Georges Island, home to civil war era Fort Warren, is the home of “Voromuro,” a sculptural work by the design team of Monica Ponce de Leon and Nader Tehrani of Office dA. A waving, twisting, and undulating form, “Voromuro” is made with hundreds of translucent “boulders.” Occupying much of the interior of the forts powder magazine, the dancing mass plays off the solidity of the stone masonry found throughout the fort as well as the ever changing, always moving nature of the ocean that surrounds it. The fort itself is enough of a draw on its own. Visitors are welcome to explore much of the still intact garrison, delving into the darkness of its many hidden rooms and stairwells. Also, a number of lookout towers offer great views of the Boston skyline as well as the other islands in the system.
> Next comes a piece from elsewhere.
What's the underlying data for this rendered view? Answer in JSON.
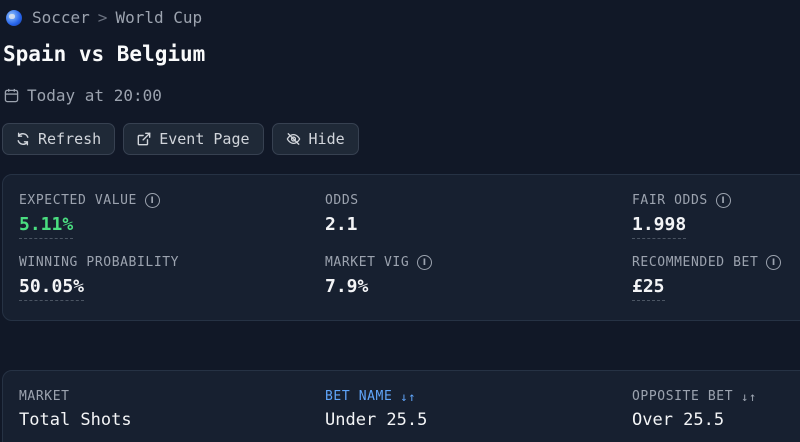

The Water Cycle

The work of artist Ernesto Pujol takes visitors on a journey to another time and place. “The Water Cycle” is a performance art piece that brings guests on a trip through many of the islands in the system. Pujol becomes a fictional character known as the “Water Carrier.” On four separate trips throughout the summer the “Water Carrier” will make his way to four separate islands where he will gather ocean water in hand blown vessels and return them to the ICA where they will be placed in an ongoing sculptural piece at the museum. Visitors are welcome, and encouraged, to join him on these odysseys. The final trip of the exhibition will take place on Sept. 22 and will head out to Little Brewster Island. Little Brewster Island is the home of Boston Light, the oldest continuously operated lighthouse in America.


The ruins of Fort Standish have become overgrown and wild, an example of Mother Nature taking back the land. Lovells Island is a mixture of natural beauty and man made rigidity. Housed inside a yurt, much like one in which she lived in last summer, visitors can find Anna Schuleit’s “Waterside,” an exhibition which allows the viewer an inside look at the artistic process. “Waterside” features models, drawings, and sketches of two yet to be realized site specific projects. In “Intertidal,” Schuleit placed 10 foot mirrored surfaces in the islands intertidal zones. The mirrors would reflect everything around them, the sky, the ocean, the people, and the growing vegetation as it overtakes the remains of the fort. “Sightlines” would consist of four large-scale works etched on rare glass that would be situated on the forts gun emplacements, the images changing along with the natural light of day. “Waterside” will only be on display on Lovells Island until Sept. 3.

Art lovers and outdoor enthusiasts alike will find something on the islands this summer. Hiking, swimming, exploration, it’s all there. There is plenty to do and lots to see and it’s all only a few moments away by ferry. So, should you find yourself looking for something to do this weekend, or you get a hankering to crawl through some dark, dank passageways, jump on the ferry and make your way out to the Boston Harbor Islands Recreation Area. Take advantage of the good weather while it lasts and do a little local island hopping.